- Assigned task: Once you have read the data below, print all of it exactly.
─── Dataset records
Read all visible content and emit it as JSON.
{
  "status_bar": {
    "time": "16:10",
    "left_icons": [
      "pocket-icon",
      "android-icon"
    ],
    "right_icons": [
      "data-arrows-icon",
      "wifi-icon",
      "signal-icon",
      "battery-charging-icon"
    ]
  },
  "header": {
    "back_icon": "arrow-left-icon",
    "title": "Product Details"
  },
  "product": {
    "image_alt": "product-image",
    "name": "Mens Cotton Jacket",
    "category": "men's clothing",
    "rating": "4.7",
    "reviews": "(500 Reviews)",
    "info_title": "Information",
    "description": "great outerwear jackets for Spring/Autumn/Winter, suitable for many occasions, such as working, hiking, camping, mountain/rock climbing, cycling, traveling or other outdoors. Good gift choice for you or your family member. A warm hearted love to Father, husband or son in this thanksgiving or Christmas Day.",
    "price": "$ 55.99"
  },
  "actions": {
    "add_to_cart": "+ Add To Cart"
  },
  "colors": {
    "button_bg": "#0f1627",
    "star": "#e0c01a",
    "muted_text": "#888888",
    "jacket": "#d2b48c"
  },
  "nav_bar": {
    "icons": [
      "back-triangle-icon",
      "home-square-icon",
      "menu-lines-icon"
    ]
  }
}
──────
- Answer:
Read all visible content and emit it as JSON.
{
  "status_bar": {
    "time": "16:10",
    "left_icons": [
      "pocket-icon",
      "android-icon"
    ],
    "right_icons": [
      "data-arrows-icon",
      "wifi-icon",
      "signal-icon",
      "battery-charging-icon"
    ]
  },
  "header": {
    "back_icon": "arrow-left-icon",
    "title": "Product Details"
  },
  "product": {
    "image_alt": "product-image",
    "name": "Mens Cotton Jacket",
    "category": "men's clothing",
    "rating": "4.7",
    "reviews": "(500 Reviews)",
    "info_title": "Information",
    "description": "great outerwear jackets for Spring/Autumn/Winter, suitable for many occasions, such as working, hiking, camping, mountain/rock climbing, cycling, traveling or other outdoors. Good gift choice for you or your family member. A warm hearted love to Father, husband or son in this thanksgiving or Christmas Day.",
    "price": "$ 55.99"
  },
  "actions": {
    "add_to_cart": "+ Add To Cart"
  },
  "colors": {
    "button_bg": "#0f1627",
    "star": "#e0c01a",
    "muted_text": "#888888",
    "jacket": "#d2b48c"
  },
  "nav_bar": {
    "icons": [
      "back-triangle-icon",
      "home-square-icon",
      "menu-lines-icon"
    ]
  }
}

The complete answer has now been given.